A regime change in the Democratic Republic of Congo renews hopes for real turnaround in that Central African country
Opposition leader Felix Tshisekedi was sworn in on Thursday as president of Democratic Republic of Congo, marking the country’s first-ever peaceful handover of power after chaotic and bitterly disputed elections. Tshisekedi, 55, took the oath of office before receiving the national flag and a copy of the constitution from outgoing president Joseph Kabila, who is stepping aside after 18 years at the helm of sub-Saharan Africa’s biggest country. Thousands of Tshisekedi supporters, many of them dressed in white, celebrated the historic event outside the Palace of the Nation, the seat of the presidency. “We hope that this will be a real change, especially as he has taken power without bloodshed,” said Saddam Kongolo, a member of Tshisekedi’s Union for Democracy and Social Progress (UDPS). One of Tshisekedi’s first tasks will be to appoint a prime minister in a move which will see him sharing power with Kabila’s supporters, who hold an overwhelming majority in parliament.

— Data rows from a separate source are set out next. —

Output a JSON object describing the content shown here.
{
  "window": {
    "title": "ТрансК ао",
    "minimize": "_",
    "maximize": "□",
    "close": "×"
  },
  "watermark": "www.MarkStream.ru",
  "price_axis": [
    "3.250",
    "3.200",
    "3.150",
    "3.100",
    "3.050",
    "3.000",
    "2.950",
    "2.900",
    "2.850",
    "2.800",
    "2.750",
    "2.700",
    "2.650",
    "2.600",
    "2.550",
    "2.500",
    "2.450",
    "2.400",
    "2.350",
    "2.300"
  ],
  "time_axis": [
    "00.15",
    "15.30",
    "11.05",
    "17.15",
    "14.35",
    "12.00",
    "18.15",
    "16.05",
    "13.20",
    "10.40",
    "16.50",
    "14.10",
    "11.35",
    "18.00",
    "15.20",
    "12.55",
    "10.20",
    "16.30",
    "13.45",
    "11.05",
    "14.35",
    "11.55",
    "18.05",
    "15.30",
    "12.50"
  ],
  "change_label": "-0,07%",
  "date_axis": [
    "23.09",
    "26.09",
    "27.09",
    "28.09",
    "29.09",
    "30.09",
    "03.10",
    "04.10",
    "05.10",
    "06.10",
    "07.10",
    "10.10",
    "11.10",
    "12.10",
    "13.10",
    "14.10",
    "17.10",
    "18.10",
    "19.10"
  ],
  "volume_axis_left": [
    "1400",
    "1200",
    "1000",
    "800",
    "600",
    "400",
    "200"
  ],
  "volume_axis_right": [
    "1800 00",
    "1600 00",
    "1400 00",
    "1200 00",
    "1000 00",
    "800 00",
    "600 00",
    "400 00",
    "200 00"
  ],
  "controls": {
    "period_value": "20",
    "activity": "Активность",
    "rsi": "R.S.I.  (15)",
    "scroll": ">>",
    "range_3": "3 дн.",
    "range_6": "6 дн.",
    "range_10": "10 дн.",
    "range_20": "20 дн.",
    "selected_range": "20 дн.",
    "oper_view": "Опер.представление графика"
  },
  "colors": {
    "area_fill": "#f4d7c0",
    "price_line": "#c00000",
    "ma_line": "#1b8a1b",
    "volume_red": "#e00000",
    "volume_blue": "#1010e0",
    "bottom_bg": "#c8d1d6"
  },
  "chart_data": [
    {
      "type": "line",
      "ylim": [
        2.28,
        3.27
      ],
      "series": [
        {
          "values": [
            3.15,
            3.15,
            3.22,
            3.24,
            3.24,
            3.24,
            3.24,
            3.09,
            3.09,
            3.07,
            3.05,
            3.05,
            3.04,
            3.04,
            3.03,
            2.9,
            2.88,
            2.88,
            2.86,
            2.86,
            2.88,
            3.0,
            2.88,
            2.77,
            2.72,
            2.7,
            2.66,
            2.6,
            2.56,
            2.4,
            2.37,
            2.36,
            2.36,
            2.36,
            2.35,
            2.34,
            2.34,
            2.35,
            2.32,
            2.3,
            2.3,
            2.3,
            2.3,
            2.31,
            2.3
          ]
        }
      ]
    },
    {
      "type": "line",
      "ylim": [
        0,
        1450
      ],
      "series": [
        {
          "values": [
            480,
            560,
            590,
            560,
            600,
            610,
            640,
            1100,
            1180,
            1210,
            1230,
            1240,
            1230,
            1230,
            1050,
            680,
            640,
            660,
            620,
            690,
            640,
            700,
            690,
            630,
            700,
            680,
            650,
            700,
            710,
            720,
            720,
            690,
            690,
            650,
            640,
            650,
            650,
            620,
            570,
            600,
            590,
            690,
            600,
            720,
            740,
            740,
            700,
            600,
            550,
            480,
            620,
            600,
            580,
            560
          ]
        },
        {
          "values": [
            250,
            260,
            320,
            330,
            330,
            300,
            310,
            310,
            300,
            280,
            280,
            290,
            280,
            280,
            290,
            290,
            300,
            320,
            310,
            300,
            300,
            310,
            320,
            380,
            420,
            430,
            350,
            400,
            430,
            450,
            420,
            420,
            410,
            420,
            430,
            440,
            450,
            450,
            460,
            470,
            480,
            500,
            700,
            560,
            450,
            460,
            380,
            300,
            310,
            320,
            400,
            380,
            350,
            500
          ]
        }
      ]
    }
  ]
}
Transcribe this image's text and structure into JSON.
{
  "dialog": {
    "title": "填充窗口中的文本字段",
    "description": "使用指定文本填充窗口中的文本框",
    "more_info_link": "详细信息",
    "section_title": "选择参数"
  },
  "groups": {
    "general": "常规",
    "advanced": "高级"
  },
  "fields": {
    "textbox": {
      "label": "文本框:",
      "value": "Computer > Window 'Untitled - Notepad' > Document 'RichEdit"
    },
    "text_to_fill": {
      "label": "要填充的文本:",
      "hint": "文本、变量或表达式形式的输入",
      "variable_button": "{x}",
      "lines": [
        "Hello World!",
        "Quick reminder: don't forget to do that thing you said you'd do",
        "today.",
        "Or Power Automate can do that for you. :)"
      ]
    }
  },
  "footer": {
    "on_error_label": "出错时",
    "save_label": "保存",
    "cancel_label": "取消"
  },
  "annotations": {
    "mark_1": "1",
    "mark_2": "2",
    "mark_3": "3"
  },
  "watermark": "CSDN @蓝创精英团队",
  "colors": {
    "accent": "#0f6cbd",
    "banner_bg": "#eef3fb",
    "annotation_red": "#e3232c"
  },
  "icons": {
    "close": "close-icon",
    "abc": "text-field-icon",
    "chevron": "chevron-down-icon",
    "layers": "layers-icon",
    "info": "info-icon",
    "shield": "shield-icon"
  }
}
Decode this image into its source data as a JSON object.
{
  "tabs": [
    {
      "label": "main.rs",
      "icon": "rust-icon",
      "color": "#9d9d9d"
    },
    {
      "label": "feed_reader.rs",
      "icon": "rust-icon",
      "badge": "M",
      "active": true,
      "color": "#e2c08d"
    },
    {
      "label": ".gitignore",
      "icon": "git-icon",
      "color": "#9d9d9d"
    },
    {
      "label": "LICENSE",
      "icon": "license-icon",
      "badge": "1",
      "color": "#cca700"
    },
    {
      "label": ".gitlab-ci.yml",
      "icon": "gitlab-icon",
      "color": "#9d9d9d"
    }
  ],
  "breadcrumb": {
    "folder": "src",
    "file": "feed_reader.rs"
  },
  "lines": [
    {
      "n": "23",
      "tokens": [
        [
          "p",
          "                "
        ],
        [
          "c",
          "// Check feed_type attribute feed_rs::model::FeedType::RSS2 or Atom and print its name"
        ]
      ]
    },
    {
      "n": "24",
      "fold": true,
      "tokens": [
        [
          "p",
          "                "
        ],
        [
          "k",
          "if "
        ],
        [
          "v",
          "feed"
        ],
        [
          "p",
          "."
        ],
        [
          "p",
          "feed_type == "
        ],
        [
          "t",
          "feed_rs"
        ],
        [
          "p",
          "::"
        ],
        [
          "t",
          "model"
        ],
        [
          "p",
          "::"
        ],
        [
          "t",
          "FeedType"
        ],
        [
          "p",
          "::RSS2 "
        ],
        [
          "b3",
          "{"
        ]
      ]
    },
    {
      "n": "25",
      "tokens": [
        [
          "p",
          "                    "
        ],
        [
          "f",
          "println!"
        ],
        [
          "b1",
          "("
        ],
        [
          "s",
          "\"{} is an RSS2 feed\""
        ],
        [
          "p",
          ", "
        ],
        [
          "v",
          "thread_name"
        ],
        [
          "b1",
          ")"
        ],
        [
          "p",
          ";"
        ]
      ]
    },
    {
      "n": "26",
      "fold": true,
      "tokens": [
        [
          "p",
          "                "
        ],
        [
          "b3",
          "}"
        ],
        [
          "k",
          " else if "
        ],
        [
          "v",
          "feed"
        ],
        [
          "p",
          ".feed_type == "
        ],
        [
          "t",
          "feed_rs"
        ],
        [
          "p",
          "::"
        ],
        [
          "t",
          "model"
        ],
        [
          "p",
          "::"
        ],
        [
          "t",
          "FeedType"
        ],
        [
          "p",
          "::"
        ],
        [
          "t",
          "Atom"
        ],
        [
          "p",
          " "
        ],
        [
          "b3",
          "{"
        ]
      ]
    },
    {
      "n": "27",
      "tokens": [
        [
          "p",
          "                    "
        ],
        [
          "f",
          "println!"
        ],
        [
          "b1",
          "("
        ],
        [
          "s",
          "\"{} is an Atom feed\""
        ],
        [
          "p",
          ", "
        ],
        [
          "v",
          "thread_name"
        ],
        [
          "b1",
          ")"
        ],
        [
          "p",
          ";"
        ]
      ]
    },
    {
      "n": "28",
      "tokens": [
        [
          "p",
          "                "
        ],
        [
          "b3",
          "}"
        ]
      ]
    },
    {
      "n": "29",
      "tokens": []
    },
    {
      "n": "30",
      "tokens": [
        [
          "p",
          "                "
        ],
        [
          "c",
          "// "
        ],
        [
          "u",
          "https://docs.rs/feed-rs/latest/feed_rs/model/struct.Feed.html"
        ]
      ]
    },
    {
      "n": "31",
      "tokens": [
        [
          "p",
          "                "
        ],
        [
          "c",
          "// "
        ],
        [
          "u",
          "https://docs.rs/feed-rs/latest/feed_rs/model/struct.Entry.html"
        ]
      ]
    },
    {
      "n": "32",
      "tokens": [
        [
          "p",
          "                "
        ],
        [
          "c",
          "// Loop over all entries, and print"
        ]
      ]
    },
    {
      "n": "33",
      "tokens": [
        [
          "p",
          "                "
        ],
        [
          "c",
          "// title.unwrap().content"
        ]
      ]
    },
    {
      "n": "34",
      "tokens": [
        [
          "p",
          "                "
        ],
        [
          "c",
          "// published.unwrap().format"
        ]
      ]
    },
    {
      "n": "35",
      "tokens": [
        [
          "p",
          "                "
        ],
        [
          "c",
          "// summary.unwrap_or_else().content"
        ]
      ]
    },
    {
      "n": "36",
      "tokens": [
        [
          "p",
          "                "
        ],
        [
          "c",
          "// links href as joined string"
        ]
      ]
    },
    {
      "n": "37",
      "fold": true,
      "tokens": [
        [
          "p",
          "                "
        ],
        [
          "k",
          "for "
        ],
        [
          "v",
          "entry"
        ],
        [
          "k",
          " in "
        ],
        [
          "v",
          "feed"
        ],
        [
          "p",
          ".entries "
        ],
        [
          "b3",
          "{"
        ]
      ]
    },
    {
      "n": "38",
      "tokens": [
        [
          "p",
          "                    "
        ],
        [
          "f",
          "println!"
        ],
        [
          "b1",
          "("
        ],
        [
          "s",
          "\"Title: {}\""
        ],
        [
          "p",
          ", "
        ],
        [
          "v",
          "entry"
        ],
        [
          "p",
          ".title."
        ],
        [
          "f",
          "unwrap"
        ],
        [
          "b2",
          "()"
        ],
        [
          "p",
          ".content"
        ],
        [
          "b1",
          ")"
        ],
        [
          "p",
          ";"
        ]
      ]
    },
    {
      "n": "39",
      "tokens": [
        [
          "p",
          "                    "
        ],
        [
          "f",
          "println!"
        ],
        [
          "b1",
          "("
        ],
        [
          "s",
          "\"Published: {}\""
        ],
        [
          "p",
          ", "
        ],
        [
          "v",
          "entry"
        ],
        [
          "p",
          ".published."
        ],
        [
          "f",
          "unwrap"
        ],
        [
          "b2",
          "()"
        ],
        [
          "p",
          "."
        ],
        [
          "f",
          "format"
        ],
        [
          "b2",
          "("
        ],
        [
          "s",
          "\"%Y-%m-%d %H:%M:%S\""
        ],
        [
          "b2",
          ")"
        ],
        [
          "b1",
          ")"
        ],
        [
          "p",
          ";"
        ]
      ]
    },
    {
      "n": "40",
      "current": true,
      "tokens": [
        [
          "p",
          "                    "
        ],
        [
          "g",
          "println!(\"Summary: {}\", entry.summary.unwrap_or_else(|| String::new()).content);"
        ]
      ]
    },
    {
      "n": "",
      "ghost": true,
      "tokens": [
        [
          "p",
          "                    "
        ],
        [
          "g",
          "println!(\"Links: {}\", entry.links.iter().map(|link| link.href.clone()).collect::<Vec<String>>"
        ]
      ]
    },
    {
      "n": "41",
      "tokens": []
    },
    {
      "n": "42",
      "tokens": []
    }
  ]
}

The ceremony caps more than two years of turmoil sparked by Kabila’s refusal to step down when he reached the constitutional limit on his term in office.
A History of Turbulence
A country the size of continental western Europe, DR Congo has lived through two regional wars in 1996-97 and 1998-2003. The last two presidential elections, in 2006 and 2011 — both won by Kabila — were marred by bloody clashes. The ballot, which took place on December 30 after three postponements, surprised many by the lack of violence, but a political storm swiftly brewed over the vote count. Fayulu branded the result a fix but lost a challenge to the Constitutional Court, and foreign support for his position ebbed as countries took comfort in a peaceful transition. Among foreign nations attending the ceremony, Kenya and Zambia were represented by their presidents and Tanzania by its vice presidents, according to the RTNC state television, while China, France, Japan and the United States sent their ambassadors, AFP journalists saw. “The opposition has run out of recourse to challenge the election results and the threat of widespread post-election violence is gradually subsiding,” said Robert Besseling of EXX Africa, a business risk consultancy. Tshisekedi took over the UDPS, DR Congo’s oldest and largest opposition party, after the death of its founder nearly two years ago, his father Etienne. His ascent to the presidency surprised many, for he has never held high office and failed to match the crowd-pulling popularity of his father.